The overture: two epigraphs
A good play, like a good lasagna, should be overstuffed: It has a pomposity, and an overreach: Its ambitions extend in the direction of not-missing-a-trick, it has a bursting omnipotence up its sleeve, or rather, under its noodles: It is pretentious food.
Tony Kushner, from the essay On Pretentiousness, in Thinking About the Longstanding Problems of Virtue and Happiness: Essays, A Play, Two Poems and A Prayer, pp. 61-62
A picture without composition slights its most precious chance for beauty. . . . there may in its absence be life, incontestably, as “the newcomes” has life, as “Le Trois Mousquetaires,” as Tolstoi’s “Peace and War,” have it; but what do such large loose baggy monsters, with their queer elements of the accidental and the arbitrary, artistically mean?
Henry James, Preface to the New York edition of The Tragic Muse (1908)
First movement: What I like in a novel
What I like in a novel… is everything.
Henry James and I have a long-standing quarrel, ever since my eighth-grade English teacher told me that I wrote like him. (My love affair with the subordinate clause began around age 12, and shows no signs of abating.) And he had at one of my favorite novels here, in the name of some theory of literary order and decency.
Kushner’s view of the matter immediately resonated with me: fiction should feel larger than life, and one should stuff into it more than can reasonably fit. The most masterful cooks know that disparate ingredients can work together, if they spend enough time in each other’s company. Hence my own culinary notion of the “cookpot,” the container within which one tosses the disparate prompts or ingredients. Then there’s the behind-the-scenes exploration, interviewing the characters, who immediately sprout siblings, parents, romantic interests, old school-friends, obsessions and hobbies, family history, and so forth. Necromancer and Barbarian began with a cast of two, and ended up with a nominal cast (by appearance or by significant mention) of thirty or so.

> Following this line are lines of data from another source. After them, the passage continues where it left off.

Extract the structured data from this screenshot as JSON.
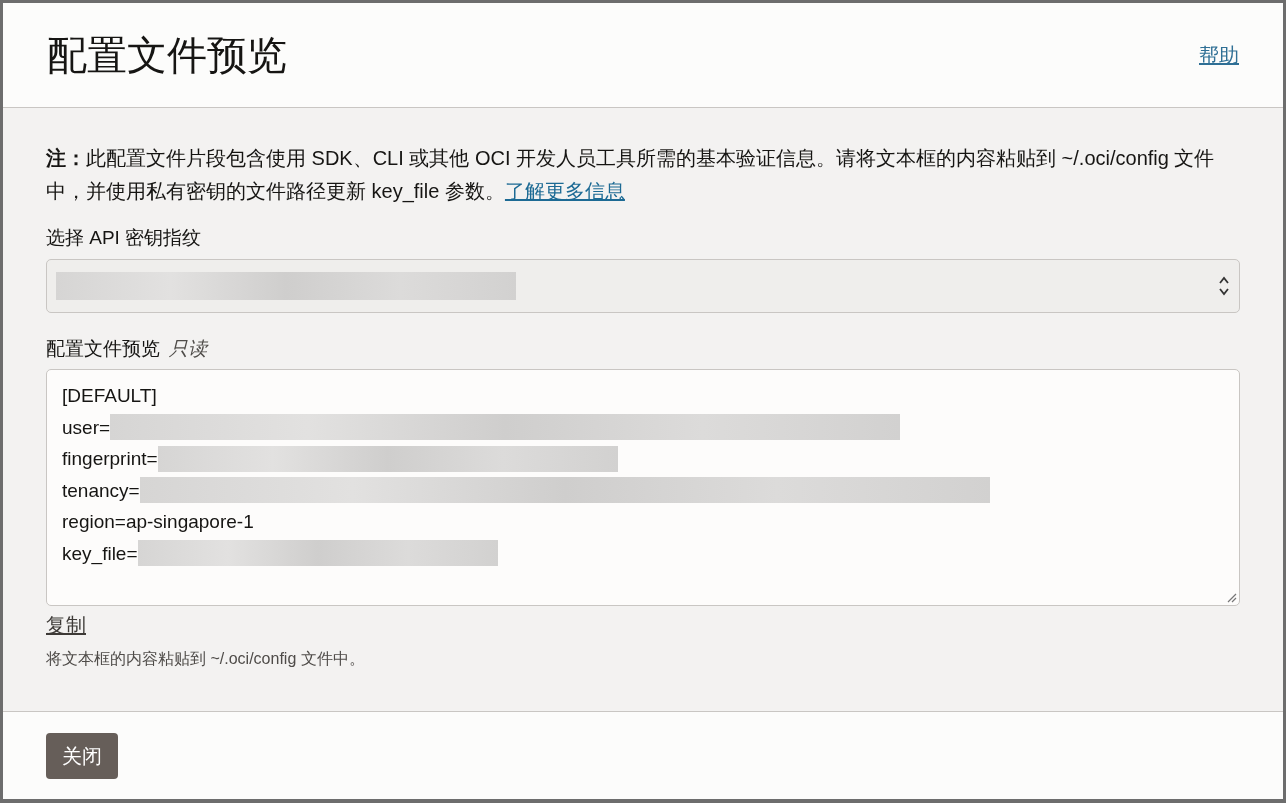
{
  "dialog": {
    "title": "配置文件预览",
    "help_link": "帮助"
  },
  "note": {
    "text": "**注：**此配置文件片段包含使用 SDK、CLI 或其他 OCI 开发人员工具所需的基本验证信息。请将文本框的内容粘贴到 ~/.oci/config 文件中，并使用私有密钥的文件路径更新 key_file 参数。",
    "link": "了解更多信息"
  },
  "fingerprint_select": {
    "label": "选择 API 密钥指纹",
    "redacted": true
  },
  "config_preview": {
    "label": "配置文件预览",
    "readonly_hint": "只读",
    "lines": [
      {
        "text": "[DEFAULT]",
        "redacted": false
      },
      {
        "text": "user=",
        "redacted": true
      },
      {
        "text": "fingerprint=",
        "redacted": true
      },
      {
        "text": "tenancy=",
        "redacted": true
      },
      {
        "text": "region=ap-singapore-1",
        "redacted": false
      },
      {
        "text": "key_file=",
        "redacted": true
      }
    ]
  },
  "copy_link": "复制",
  "helper_text": "将文本框的内容粘贴到 ~/.oci/config 文件中。",
  "buttons": [
    {
      "label": "关闭"
    }
  ]
}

Then there are the research files, which grow out of the prompts. It really helps to begin from obsessions, because then research feels like entertainment rather than grim duty. How it all comes together, that’s another question. When I began the work for Necromancer and Barbarian, I had no idea of how Chernobyl and the Iron Age bog bodies were going to fit into the same fiction. The connection grew quite naturally, in the course of the interviews.
All that rich detail doesn’t have to appear on stage; the character interviews and the research files are a place to download all of it, so that everyone just walks onto stage assuming it. Nothing in the background is mentioned unless it comes up in conversation. I’m surprised at the number of things about which I was silent in the story, but which the beta readers have been picking up. This is the way that playwrights and actors prepare: 99% of the work is below the surface and behind the scenes, and it makes the characters solid and real: all of their actions (which is to say, the plot) grow out of a fully formed personality with a history and a living presence.
Second movement: This summer’s writing dare
This summer, I’m going to take up the challenge of writing a novel using only the character interview and a rough plot skeleton. Right now, I’m going to start throwing things into the cookpot.
And I’m going to do it in public.
Look for the lasagna recipe in coming posts.
Third movement: My own Loose Baggy Monster
For the next few months in Six Sentence Sunday, I’m going to be posting excerpts from my 2009 NaNo novel, The Reincarnations of Miss Anne, which is a true work-in-progress. It has six viewpoint characters, spans 150 years, and takes on American slavery, the eugenics movement, scientific racism, the study of ‘inferior races’ in Nazi-occupied Poland, scientific fraud in the social sciences, contemporary American attitudes toward work, female middle management since the Bronze Age, and the overall probability of Utopia. It’s a true Loose Baggy Monster, which scares me because it wants to be finished and has a certain terrifying authority, only some of it second-hand from its historical sources. It also has a deep subterranean connection to the universe of The Shape-shifter’s Tale, though large tracts of it read as historical fiction in the classic tradition.
Except for the stone angel that flies, and the interludes in Utopia, and the time-slips. But that sort of thing is business as usual in my fictional universe. Fantasy is one way to cope with the horrors of real history, a magical mirror in which we may view the basilisk or Medusa, or the pinhole through which we may project the solar eclipse without staring into the blinding fire of the corona.